How Mental Health is Benfited by Friendships
Strong friendships forged during adolesecence actually go on to pave the way for sound mental health in the years to come. Yes. The aforementioned statement is now backed by substantial statistics. Do read in order to discover what we actually imply.
About Friendships and Mental Health: What the Researches have to Say
Now, consistent isolation has never really been viewed with favor – especially when it comes to teens or adolescents. Making friendships has always been a crucial part of our growing up – quite simply because of our innate gregariousness. A life sans friendships made in school, neighborhood and immediate vicinity is instanteneously associated with possible depression. The results of the study conducted by the University of Virginia – as such – are actually a thumping re-assertion of the same. Do read on in order to discover what we actually mean.

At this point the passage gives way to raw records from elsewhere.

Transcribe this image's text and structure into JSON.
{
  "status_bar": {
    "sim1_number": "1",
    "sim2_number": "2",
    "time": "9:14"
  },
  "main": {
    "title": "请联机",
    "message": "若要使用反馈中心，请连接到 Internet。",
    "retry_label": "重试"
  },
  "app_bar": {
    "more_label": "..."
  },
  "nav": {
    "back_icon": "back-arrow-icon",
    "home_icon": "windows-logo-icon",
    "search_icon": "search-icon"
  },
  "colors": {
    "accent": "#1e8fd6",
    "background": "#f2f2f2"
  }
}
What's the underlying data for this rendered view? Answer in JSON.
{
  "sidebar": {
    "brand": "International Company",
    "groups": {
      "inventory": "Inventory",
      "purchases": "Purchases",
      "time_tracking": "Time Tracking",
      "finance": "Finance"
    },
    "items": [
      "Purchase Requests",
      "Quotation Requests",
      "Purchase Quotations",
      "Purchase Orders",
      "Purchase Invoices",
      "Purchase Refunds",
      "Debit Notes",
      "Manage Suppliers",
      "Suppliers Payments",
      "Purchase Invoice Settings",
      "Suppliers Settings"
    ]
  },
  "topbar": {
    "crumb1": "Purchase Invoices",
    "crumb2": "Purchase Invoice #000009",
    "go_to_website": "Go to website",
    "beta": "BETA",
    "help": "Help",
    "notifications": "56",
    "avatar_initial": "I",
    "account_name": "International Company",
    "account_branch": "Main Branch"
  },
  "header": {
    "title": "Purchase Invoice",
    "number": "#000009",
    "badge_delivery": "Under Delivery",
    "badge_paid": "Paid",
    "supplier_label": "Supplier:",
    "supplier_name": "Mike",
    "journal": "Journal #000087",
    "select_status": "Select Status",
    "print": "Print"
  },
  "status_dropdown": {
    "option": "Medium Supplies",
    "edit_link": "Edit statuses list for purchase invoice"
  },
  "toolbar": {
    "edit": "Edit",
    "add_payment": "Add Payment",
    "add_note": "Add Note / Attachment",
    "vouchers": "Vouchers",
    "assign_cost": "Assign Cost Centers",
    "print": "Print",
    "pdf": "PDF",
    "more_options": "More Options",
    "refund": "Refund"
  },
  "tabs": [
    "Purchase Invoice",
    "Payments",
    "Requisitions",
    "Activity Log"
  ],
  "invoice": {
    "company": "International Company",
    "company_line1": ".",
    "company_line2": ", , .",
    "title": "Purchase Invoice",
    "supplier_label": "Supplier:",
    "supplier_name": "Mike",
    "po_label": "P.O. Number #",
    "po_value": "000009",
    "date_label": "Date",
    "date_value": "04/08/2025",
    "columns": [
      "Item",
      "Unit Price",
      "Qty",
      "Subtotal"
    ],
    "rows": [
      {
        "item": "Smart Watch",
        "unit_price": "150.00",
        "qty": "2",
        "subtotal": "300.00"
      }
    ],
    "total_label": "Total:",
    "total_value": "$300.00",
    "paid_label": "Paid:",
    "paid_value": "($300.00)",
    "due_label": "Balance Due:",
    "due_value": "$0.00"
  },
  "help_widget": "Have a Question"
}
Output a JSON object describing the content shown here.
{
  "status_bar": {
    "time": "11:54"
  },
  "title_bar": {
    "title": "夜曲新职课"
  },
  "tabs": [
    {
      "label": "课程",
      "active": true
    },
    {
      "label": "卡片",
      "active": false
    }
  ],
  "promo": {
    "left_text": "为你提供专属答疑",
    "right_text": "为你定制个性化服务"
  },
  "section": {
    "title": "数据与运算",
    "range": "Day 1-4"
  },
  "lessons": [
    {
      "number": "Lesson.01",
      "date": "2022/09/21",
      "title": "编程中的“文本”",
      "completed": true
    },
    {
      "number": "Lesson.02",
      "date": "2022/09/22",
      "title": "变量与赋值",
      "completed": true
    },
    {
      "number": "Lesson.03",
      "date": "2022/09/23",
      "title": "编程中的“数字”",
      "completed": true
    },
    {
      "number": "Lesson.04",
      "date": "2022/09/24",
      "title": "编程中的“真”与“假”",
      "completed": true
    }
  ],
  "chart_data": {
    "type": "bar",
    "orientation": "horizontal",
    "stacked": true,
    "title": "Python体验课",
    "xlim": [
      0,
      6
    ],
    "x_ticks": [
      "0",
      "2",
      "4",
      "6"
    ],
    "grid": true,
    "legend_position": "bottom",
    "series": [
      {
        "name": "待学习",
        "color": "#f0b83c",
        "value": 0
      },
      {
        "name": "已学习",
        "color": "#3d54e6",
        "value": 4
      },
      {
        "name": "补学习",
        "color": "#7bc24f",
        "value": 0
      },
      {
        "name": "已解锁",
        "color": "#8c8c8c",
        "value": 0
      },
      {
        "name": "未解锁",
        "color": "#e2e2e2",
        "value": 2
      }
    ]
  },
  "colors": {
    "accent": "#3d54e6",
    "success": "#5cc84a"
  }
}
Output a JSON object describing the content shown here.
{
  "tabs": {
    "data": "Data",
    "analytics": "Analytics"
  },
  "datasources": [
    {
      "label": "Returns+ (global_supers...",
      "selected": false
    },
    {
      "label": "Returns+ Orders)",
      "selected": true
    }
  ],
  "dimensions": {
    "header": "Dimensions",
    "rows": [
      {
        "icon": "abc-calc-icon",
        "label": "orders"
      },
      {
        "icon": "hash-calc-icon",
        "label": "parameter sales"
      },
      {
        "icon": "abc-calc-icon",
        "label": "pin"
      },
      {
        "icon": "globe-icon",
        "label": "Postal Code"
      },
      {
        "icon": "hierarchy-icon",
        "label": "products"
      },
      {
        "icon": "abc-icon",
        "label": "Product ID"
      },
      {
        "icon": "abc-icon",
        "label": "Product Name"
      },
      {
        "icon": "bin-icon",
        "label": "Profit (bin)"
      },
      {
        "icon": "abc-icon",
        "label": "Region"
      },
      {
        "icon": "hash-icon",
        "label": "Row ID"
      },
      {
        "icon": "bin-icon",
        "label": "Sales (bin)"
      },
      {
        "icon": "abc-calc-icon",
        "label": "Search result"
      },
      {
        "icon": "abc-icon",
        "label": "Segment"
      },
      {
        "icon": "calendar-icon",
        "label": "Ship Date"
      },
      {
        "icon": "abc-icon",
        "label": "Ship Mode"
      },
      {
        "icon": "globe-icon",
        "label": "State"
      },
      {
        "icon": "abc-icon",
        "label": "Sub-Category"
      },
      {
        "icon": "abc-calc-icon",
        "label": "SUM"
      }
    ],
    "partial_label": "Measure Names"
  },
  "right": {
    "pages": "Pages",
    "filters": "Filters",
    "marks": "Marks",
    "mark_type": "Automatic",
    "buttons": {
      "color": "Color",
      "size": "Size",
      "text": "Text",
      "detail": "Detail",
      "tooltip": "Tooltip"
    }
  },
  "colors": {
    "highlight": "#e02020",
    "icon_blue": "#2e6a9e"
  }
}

Now, researchers hailing from UV or the University of Virginia actually studied the effects of friendships forged during adolescence on long term mental health. As per the research, friendships or strong bonds formed during one’s teenage years, help a person to develop and eventually maintain good mental health even during adulthood as well.
Details of the Study thus Conducted
The journal “Child Development” published this particular study. Notably, the lead author of the study is Rachel K. Narr who is also doing her PhD in clinical psychology at the University of Virginia’s Department of Psychology.
Now, the studies thus conducted have notably highlighted the fact that teenagers that have close friends are usually capable of handling stressful situations better than the ones who unfortunately lack such relations in life. Additionally, they are happier and are expected to perform better in academics. The self-esteem is duly bolstered because of these personal equations as well. Now, it should be pointed out that the benefits continue to impact their lives in their adulthood as well. The segment of the post is dedicated to the same—i.e. exploring how friendships made during teenage can actually benefit you during adulthood – as far as your mental health is concerned.
In order to study the impact of strong teenage friendships during adulthood, Rachel and other researchers conducted a survey on 169 teenagers when they were 15 years of age and followed them up 10 years later when they were 25. The researchers have conspicuously examined teenagers over the years – with due focus on factors like:
- Social Acceptance
- Self worth
And, what exactly did they find? We will find that out in the course of the post.
It was found that teenagers who formed close bonds with their friends at the age of 15 actually reported lower anxiety, minimal depressive symptoms and of course a relatively higher sense of self worth. The results of course were more positive compared to what was the case with those who did not forge such bonds as teenagers. It has been inferred that the quality of friendships formed during adolescence did have direct impact on our emotional health.
So, you can well gauge the value of forging such bonds at an early age.